TASK BRIEF:
Print each record below word for word.

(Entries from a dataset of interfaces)
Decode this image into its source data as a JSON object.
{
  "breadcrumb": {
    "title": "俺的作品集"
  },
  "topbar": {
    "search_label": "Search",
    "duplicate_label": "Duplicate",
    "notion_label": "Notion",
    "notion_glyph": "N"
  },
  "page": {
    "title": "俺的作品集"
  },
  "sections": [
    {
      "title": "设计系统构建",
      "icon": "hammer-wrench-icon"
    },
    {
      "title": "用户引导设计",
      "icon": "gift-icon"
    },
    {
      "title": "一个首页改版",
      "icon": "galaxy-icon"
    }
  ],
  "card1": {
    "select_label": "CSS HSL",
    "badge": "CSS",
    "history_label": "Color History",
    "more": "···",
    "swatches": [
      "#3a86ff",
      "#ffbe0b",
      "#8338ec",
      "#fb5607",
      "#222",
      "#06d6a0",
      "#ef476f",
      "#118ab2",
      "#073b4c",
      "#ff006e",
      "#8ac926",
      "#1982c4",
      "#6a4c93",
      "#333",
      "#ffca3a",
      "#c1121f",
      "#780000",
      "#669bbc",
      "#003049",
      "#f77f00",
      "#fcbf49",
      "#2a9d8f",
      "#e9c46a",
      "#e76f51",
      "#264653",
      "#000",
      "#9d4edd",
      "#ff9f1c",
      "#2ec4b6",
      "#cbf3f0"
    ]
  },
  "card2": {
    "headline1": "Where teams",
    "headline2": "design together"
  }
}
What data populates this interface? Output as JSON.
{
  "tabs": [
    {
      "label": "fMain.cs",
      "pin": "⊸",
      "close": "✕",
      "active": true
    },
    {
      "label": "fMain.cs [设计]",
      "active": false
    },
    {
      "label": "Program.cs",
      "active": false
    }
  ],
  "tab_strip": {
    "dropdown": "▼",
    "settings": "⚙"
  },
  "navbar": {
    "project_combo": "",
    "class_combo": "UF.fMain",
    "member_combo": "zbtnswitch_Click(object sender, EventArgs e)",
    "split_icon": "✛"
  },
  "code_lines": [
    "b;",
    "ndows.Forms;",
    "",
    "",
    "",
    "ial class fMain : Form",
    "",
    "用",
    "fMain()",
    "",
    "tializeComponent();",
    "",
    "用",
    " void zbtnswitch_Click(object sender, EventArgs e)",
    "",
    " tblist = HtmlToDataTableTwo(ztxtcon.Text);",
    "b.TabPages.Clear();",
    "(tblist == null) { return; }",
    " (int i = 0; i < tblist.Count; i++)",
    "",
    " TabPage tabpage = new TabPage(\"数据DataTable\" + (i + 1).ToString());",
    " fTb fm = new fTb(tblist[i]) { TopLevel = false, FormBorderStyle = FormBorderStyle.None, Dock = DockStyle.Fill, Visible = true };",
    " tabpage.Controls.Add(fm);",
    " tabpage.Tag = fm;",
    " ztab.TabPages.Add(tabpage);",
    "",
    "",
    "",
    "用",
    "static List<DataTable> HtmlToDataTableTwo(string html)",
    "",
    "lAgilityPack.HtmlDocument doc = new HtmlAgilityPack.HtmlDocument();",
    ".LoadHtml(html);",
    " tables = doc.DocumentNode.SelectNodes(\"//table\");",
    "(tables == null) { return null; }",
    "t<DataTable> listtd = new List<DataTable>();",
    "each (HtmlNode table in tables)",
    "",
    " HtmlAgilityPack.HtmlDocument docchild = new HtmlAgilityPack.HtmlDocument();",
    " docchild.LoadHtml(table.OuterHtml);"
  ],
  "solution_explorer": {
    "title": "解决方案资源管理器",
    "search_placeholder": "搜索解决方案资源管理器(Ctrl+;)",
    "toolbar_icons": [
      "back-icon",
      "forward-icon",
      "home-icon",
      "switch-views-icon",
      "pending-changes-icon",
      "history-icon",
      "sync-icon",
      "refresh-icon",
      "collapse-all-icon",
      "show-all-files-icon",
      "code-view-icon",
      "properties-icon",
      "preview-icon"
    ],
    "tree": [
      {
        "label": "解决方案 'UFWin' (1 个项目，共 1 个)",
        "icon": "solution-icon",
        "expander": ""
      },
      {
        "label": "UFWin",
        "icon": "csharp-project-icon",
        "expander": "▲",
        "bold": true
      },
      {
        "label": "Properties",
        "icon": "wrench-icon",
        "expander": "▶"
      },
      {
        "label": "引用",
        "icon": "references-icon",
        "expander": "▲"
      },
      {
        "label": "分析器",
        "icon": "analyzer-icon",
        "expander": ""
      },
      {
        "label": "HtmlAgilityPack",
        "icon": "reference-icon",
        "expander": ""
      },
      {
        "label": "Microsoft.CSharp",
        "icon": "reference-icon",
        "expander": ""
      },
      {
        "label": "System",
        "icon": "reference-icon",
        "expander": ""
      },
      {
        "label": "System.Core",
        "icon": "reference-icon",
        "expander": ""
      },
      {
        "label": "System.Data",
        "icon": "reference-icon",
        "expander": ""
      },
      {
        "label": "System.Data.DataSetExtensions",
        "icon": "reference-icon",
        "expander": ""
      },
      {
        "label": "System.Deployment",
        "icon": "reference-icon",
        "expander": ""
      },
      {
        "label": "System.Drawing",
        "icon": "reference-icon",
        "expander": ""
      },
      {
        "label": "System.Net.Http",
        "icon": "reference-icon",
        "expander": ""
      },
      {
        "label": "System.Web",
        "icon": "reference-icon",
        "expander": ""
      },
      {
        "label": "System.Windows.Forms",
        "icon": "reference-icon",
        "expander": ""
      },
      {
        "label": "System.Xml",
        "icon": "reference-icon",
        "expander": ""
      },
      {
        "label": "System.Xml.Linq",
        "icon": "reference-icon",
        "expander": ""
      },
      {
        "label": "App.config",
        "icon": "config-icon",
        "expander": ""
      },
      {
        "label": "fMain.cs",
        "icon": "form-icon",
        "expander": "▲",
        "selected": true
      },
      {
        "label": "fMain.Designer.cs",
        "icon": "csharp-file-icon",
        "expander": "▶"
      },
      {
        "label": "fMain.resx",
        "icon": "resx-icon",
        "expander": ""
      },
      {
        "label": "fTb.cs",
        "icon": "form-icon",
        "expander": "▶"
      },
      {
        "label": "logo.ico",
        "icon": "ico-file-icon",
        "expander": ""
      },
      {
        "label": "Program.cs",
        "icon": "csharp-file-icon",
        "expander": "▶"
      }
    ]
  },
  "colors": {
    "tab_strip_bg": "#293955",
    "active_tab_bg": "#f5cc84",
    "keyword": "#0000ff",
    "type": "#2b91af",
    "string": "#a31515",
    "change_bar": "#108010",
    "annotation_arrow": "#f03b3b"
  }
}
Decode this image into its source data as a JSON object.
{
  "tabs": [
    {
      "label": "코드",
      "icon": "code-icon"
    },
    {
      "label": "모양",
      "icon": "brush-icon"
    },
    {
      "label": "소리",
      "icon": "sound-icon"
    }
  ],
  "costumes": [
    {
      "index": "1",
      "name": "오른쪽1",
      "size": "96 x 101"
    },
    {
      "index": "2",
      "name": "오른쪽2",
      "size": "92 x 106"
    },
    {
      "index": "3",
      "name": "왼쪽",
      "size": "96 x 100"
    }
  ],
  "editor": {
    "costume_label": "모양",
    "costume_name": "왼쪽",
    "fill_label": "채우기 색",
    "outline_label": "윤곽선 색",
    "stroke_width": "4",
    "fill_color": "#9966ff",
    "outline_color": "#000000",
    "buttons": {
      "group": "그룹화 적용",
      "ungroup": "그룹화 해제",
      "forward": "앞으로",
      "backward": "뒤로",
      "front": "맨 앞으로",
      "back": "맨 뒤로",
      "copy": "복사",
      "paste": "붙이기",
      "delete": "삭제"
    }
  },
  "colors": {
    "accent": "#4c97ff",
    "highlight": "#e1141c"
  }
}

FINISHED EXERCISE:
Decode this image into its source data as a JSON object.
{
  "breadcrumb": {
    "title": "俺的作品集"
  },
  "topbar": {
    "search_label": "Search",
    "duplicate_label": "Duplicate",
    "notion_label": "Notion",
    "notion_glyph": "N"
  },
  "page": {
    "title": "俺的作品集"
  },
  "sections": [
    {
      "title": "设计系统构建",
      "icon": "hammer-wrench-icon"
    },
    {
      "title": "用户引导设计",
      "icon": "gift-icon"
    },
    {
      "title": "一个首页改版",
      "icon": "galaxy-icon"
    }
  ],
  "card1": {
    "select_label": "CSS HSL",
    "badge": "CSS",
    "history_label": "Color History",
    "more": "···",
    "swatches": [
      "#3a86ff",
      "#ffbe0b",
      "#8338ec",
      "#fb5607",
      "#222",
      "#06d6a0",
      "#ef476f",
      "#118ab2",
      "#073b4c",
      "#ff006e",
      "#8ac926",
      "#1982c4",
      "#6a4c93",
      "#333",
      "#ffca3a",
      "#c1121f",
      "#780000",
      "#669bbc",
      "#003049",
      "#f77f00",
      "#fcbf49",
      "#2a9d8f",
      "#e9c46a",
      "#e76f51",
      "#264653",
      "#000",
      "#9d4edd",
      "#ff9f1c",
      "#2ec4b6",
      "#cbf3f0"
    ]
  },
  "card2": {
    "headline1": "Where teams",
    "headline2": "design together"
  }
}
What data populates this interface? Output as JSON.
{
  "tabs": [
    {
      "label": "fMain.cs",
      "pin": "⊸",
      "close": "✕",
      "active": true
    },
    {
      "label": "fMain.cs [设计]",
      "active": false
    },
    {
      "label": "Program.cs",
      "active": false
    }
  ],
  "tab_strip": {
    "dropdown": "▼",
    "settings": "⚙"
  },
  "navbar": {
    "project_combo": "",
    "class_combo": "UF.fMain",
    "member_combo": "zbtnswitch_Click(object sender, EventArgs e)",
    "split_icon": "✛"
  },
  "code_lines": [
    "b;",
    "ndows.Forms;",
    "",
    "",
    "",
    "ial class fMain : Form",
    "",
    "用",
    "fMain()",
    "",
    "tializeComponent();",
    "",
    "用",
    " void zbtnswitch_Click(object sender, EventArgs e)",
    "",
    " tblist = HtmlToDataTableTwo(ztxtcon.Text);",
    "b.TabPages.Clear();",
    "(tblist == null) { return; }",
    " (int i = 0; i < tblist.Count; i++)",
    "",
    " TabPage tabpage = new TabPage(\"数据DataTable\" + (i + 1).ToString());",
    " fTb fm = new fTb(tblist[i]) { TopLevel = false, FormBorderStyle = FormBorderStyle.None, Dock = DockStyle.Fill, Visible = true };",
    " tabpage.Controls.Add(fm);",
    " tabpage.Tag = fm;",
    " ztab.TabPages.Add(tabpage);",
    "",
    "",
    "",
    "用",
    "static List<DataTable> HtmlToDataTableTwo(string html)",
    "",
    "lAgilityPack.HtmlDocument doc = new HtmlAgilityPack.HtmlDocument();",
    ".LoadHtml(html);",
    " tables = doc.DocumentNode.SelectNodes(\"//table\");",
    "(tables == null) { return null; }",
    "t<DataTable> listtd = new List<DataTable>();",
    "each (HtmlNode table in tables)",
    "",
    " HtmlAgilityPack.HtmlDocument docchild = new HtmlAgilityPack.HtmlDocument();",
    " docchild.LoadHtml(table.OuterHtml);"
  ],
  "solution_explorer": {
    "title": "解决方案资源管理器",
    "search_placeholder": "搜索解决方案资源管理器(Ctrl+;)",
    "toolbar_icons": [
      "back-icon",
      "forward-icon",
      "home-icon",
      "switch-views-icon",
      "pending-changes-icon",
      "history-icon",
      "sync-icon",
      "refresh-icon",
      "collapse-all-icon",
      "show-all-files-icon",
      "code-view-icon",
      "properties-icon",
      "preview-icon"
    ],
    "tree": [
      {
        "label": "解决方案 'UFWin' (1 个项目，共 1 个)",
        "icon": "solution-icon",
        "expander": ""
      },
      {
        "label": "UFWin",
        "icon": "csharp-project-icon",
        "expander": "▲",
        "bold": true
      },
      {
        "label": "Properties",
        "icon": "wrench-icon",
        "expander": "▶"
      },
      {
        "label": "引用",
        "icon": "references-icon",
        "expander": "▲"
      },
      {
        "label": "分析器",
        "icon": "analyzer-icon",
        "expander": ""
      },
      {
        "label": "HtmlAgilityPack",
        "icon": "reference-icon",
        "expander": ""
      },
      {
        "label": "Microsoft.CSharp",
        "icon": "reference-icon",
        "expander": ""
      },
      {
        "label": "System",
        "icon": "reference-icon",
        "expander": ""
      },
      {
        "label": "System.Core",
        "icon": "reference-icon",
        "expander": ""
      },
      {
        "label": "System.Data",
        "icon": "reference-icon",
        "expander": ""
      },
      {
        "label": "System.Data.DataSetExtensions",
        "icon": "reference-icon",
        "expander": ""
      },
      {
        "label": "System.Deployment",
        "icon": "reference-icon",
        "expander": ""
      },
      {
        "label": "System.Drawing",
        "icon": "reference-icon",
        "expander": ""
      },
      {
        "label": "System.Net.Http",
        "icon": "reference-icon",
        "expander": ""
      },
      {
        "label": "System.Web",
        "icon": "reference-icon",
        "expander": ""
      },
      {
        "label": "System.Windows.Forms",
        "icon": "reference-icon",
        "expander": ""
      },
      {
        "label": "System.Xml",
        "icon": "reference-icon",
        "expander": ""
      },
      {
        "label": "System.Xml.Linq",
        "icon": "reference-icon",
        "expander": ""
      },
      {
        "label": "App.config",
        "icon": "config-icon",
        "expander": ""
      },
      {
        "label": "fMain.cs",
        "icon": "form-icon",
        "expander": "▲",
        "selected": true
      },
      {
        "label": "fMain.Designer.cs",
        "icon": "csharp-file-icon",
        "expander": "▶"
      },
      {
        "label": "fMain.resx",
        "icon": "resx-icon",
        "expander": ""
      },
      {
        "label": "fTb.cs",
        "icon": "form-icon",
        "expander": "▶"
      },
      {
        "label": "logo.ico",
        "icon": "ico-file-icon",
        "expander": ""
      },
      {
        "label": "Program.cs",
        "icon": "csharp-file-icon",
        "expander": "▶"
      }
    ]
  },
  "colors": {
    "tab_strip_bg": "#293955",
    "active_tab_bg": "#f5cc84",
    "keyword": "#0000ff",
    "type": "#2b91af",
    "string": "#a31515",
    "change_bar": "#108010",
    "annotation_arrow": "#f03b3b"
  }
}
Decode this image into its source data as a JSON object.
{
  "tabs": [
    {
      "label": "코드",
      "icon": "code-icon"
    },
    {
      "label": "모양",
      "icon": "brush-icon"
    },
    {
      "label": "소리",
      "icon": "sound-icon"
    }
  ],
  "costumes": [
    {
      "index": "1",
      "name": "오른쪽1",
      "size": "96 x 101"
    },
    {
      "index": "2",
      "name": "오른쪽2",
      "size": "92 x 106"
    },
    {
      "index": "3",
      "name": "왼쪽",
      "size": "96 x 100"
    }
  ],
  "editor": {
    "costume_label": "모양",
    "costume_name": "왼쪽",
    "fill_label": "채우기 색",
    "outline_label": "윤곽선 색",
    "stroke_width": "4",
    "fill_color": "#9966ff",
    "outline_color": "#000000",
    "buttons": {
      "group": "그룹화 적용",
      "ungroup": "그룹화 해제",
      "forward": "앞으로",
      "backward": "뒤로",
      "front": "맨 앞으로",
      "back": "맨 뒤로",
      "copy": "복사",
      "paste": "붙이기",
      "delete": "삭제"
    }
  },
  "colors": {
    "accent": "#4c97ff",
    "highlight": "#e1141c"
  }
}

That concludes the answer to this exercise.